It certainly applies to his choice of location for his new gym, Charge Performance & Wellness, tucked away in an alley at 928 Christian St. Twenty-nine-year-old Scogna's great-grandfather moved to the United States from Italy in 1917, enlisting in the war and relocating back to Italy before, eventually, permanently setting up camp here. That Italian heritage is partly why he planted his own roots in the Italian Market when time came to open his facility.

Fittingly, though, that same concept also applies to his wellness approach — one that takes notes from our most primal instincts.

“[This isn't] just a trainer being like a drill instructor — ‘Make those calories pay! You’re going to look good in that bathing suit!’ There’s a more altruistic level to fitness," Scogna told PhillyVoice. "It's more ‘Hey, as a society we’re sitting still most of the time, but we're made to move and be capable survivalists' — we run, jump, throw, climb and sometimes even have to fight, unfortunately, really in historical context." 

Scogna is a certified trainer by the National Academy of Sports Medicine who studied as an intern in Drexel University's strength & conditioning department. He opened the gym in June after years of working as an accountant, quipping that after creating a makeshift standing desk and using a stability ball in his office, he was "progressively making [his] way out of the cubicle."  

Brandon Baker/PhillyVoice

The Charge name is meant to be an 'expression of energy,' Scogna said, noting the lightning bolt as the gym's logo. 'The lightning bolt was something I would use in text messages, and I enjoyed the idea of that as an expression or image.'
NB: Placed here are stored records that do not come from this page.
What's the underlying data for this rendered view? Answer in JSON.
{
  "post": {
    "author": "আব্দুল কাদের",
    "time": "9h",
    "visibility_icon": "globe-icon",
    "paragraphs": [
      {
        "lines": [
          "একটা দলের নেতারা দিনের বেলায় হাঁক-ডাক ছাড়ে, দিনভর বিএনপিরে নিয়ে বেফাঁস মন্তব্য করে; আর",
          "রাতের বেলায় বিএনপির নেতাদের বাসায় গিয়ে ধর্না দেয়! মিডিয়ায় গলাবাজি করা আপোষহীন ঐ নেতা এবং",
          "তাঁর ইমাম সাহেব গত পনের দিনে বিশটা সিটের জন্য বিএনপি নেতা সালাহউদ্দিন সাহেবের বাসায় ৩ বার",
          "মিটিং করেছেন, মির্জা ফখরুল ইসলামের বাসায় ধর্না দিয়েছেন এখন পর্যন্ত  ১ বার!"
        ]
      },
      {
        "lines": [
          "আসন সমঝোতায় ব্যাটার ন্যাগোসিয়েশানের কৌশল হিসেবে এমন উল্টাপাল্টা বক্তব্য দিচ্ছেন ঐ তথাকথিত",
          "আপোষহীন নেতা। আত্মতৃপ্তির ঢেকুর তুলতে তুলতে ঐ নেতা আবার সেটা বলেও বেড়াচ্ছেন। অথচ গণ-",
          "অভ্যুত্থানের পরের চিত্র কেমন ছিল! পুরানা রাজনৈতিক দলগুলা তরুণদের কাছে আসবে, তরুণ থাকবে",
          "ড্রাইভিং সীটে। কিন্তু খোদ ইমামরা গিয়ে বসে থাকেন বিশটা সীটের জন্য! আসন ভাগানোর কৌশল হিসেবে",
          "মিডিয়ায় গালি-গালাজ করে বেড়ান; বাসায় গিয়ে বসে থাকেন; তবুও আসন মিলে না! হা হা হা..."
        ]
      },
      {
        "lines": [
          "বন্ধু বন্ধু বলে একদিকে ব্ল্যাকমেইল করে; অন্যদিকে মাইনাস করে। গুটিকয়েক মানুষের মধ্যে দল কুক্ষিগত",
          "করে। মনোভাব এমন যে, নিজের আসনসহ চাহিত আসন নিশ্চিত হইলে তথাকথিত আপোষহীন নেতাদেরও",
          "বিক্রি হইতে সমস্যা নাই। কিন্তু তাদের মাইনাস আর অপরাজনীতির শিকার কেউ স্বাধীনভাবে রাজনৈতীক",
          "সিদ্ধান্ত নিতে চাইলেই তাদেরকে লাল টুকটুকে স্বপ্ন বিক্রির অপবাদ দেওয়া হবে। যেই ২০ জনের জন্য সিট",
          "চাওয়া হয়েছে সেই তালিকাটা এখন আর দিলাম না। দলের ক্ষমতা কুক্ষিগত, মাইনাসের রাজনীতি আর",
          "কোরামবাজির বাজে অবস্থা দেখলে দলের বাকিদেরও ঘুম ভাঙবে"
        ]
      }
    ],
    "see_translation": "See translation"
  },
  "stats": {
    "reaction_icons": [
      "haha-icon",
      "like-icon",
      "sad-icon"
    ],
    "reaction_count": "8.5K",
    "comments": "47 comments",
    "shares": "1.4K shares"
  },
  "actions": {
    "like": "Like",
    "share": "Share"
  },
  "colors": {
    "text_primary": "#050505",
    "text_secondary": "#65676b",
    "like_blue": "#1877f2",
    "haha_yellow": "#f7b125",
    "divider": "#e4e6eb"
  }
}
Much of the 2,000-square-foot gym — previously an apartment building and once a school – is stocked with workout equipment that hits notes compatible with his survival spiel. You won't find a sea of machines (though you will find some, like a Keiser a non-mechanical treadmill), but you will find a swinging rope, gymnastics rings, pulley cables, pull-up bars, plyo boxes and parallettes. In classes, you'll do exercises that consider body weight and take individual capability — your body's "mileage," he explained — into account.

Starting with some of the most basic exercises you could imagine.
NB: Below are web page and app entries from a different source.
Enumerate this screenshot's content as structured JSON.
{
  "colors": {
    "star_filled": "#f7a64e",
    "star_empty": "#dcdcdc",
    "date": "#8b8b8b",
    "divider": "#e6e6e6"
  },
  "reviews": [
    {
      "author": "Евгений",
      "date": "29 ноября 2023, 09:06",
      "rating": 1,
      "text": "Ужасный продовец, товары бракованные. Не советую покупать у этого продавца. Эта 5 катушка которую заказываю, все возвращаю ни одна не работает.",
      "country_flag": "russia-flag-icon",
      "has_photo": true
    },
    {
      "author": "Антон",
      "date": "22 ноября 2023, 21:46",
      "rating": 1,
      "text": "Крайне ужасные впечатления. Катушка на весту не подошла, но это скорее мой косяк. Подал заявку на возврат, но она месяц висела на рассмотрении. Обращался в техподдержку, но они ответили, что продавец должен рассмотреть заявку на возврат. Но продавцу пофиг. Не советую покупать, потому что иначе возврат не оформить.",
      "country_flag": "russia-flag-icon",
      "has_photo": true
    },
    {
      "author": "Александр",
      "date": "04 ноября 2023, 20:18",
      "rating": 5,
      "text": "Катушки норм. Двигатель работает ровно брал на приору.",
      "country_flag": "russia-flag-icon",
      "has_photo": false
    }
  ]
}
“One is the bear claw, which is almost like you’re in a plank, but your knees are bent at a right angle. It uses the core and, again, crawling is the first thing we did," Scogna said. "That’s how we developed our coordination, our core function and the ability to have upper body strength — and before that on our stomach.

"Simple moves that go to primal aspects of how humans move and what your biomechanics are.”

Handout Art/Charles Scogna

Charge clients use the gym's workout space, which includes a stretch of turf.

Which isn't to say you won't find classes suited to most training levels — the most eye-catching being a "Charge Your Run" course that focuses on physics concepts, diversity of movement and squat technique for runners, as well as an upcoming, one-time-only "Rocky 50K" group workout in partnership with Open Streets PHL and Back on My Feet. In general, group classes cost about $20 to $25 per session, with three tiers of membership packages available

Long-term, Scogna wants the gym to grow as a place of education — a gym that not only empowers people to meet their wellness goals (his so-called "three exercise pillars" of form, function and performance), but pass on their knowledge. 

“There’s a job I have as a gym owner, but also a job I have as an ambassador of the city and fitness," he said. "More people need to know there’s this less sort of archaic ‘Only the really strong people go to the gym,' [idea] — so many people are afraid of that judgment ..."

“I want this to be a place of thinking. It used to be a school; in a way, I want to keep that concept.”